This semester I’m having my ENG 1020 classes at Metro and my ENG 122 class at Red Rocks use aggregators to track RSS feeds of news and blogs that they find in the process of their research. I debated between having them use aggregators like Bloglines, which I use, or startpages like PageFlakes. I decided that my students would probably enjoy setting up a startpage rather than using Bloglines.
I created an account on each of the following startpages and tested them, with the following results and conclusions:
- mysurfpad.com–I couldn’t find a web address specifically for my page, which eliminated it as a possibilty immediately. I need to be able to see my students’ pages.
- Netvibes (my public pages)–I have separate public and private pages, which makes it too complicated.
- Pageflakes (my public page)–Apparently each page has to be made public individually, which again makes it too complicated.
- Protopage (my page)–When you sign up, you can designate your page as public or private, which is much easier than either Netvibes or Pageflakes. It’s also easier to create widgets with RSS feeds. It seems to have a good help section, but I wish I could find some tutorial videos in English for my students to use.
I’ll definitely be using Protopage for my classes.
I finally joined Facebook last weekend. I’ve been looking for family members and old friends. The first person to respond to my friend request was my nephew who is in tenth grade. I guess I shouldn’t have been surprised.
I just finished following the instructions on the following video to set up the Twitter application in Facebook:

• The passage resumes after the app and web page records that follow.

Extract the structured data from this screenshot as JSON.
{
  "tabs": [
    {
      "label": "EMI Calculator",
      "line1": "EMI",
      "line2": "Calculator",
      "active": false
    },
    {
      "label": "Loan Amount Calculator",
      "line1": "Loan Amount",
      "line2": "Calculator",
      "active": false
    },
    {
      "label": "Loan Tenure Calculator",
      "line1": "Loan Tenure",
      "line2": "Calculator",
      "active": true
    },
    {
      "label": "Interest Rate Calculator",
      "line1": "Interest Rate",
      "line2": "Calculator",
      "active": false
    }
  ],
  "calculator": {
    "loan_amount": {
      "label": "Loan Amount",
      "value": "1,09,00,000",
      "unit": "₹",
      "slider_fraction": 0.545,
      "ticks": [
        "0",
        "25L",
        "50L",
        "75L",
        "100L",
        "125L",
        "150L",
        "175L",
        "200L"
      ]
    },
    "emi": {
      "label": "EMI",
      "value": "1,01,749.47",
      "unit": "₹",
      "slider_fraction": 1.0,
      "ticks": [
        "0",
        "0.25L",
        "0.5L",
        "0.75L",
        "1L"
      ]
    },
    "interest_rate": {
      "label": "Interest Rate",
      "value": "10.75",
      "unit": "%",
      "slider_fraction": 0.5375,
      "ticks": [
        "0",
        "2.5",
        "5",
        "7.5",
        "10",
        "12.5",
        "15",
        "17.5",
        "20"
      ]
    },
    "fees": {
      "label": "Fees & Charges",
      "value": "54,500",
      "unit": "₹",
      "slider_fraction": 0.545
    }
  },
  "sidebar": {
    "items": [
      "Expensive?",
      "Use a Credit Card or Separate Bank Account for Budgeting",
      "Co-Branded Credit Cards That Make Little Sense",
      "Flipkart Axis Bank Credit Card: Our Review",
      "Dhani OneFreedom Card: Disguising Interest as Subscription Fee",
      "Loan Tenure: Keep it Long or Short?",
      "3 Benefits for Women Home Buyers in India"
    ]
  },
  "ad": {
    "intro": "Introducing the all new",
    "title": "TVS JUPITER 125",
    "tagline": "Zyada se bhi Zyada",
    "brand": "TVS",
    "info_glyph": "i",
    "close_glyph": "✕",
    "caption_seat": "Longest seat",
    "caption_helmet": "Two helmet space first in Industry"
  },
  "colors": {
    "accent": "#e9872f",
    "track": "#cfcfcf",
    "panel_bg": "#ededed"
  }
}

If this works, every one of my blog posts will show up twice on my Facebook wall because I have HootSuite set up to automatically post updates from my blog’s RSS feed.
I used a new picture of Floria for my profile in Facebook:
Purple isn’t my favorite color, but I do like lilacs.
Yesterday I was showing someone how to use Bloglines, and I thought it would be a good idea to collect some resources for using the service.
The theme for the January issue of Intercom was technical writing and Web 2.0. The best articles were “Writing and Web 2.0,” “Podcasting: A New Layer of Communication,” and “Using Wikis.”
In “Writing and Web 2.0,” Keith Hoffman discussed social networking, AJAX-based web sites, blogs, wikis, podcasts, and RSS, as well as web-based word processing. There are several items in his list of “Suggested Readings” that I’d like to look at.
The authors of “Using Wikis,” Brenda Huettner and Char James-Tanny, along with M. Katherine Brown, have used a wiki, It’s a Wiki Wacky World, to write a book titled Managing Virtual Teams: Getting the Most from Wikis, Blogs, and Other Collaborative Tools. I bought a copy of their book, along with copies of Wikis: Tools for Information Work and Collaboration by Jane Klobas, which I’ve already read, and Wikinomics: How Mass Collaboration Change Everything by Don Tapscott and Anthony D. Williams.
These should be useful for the formal report assignment I’m planning for my technical writing class.
I decided that to find time to read these books and others related to my work, I had to stop reading the murder mysteries I was getting from the library.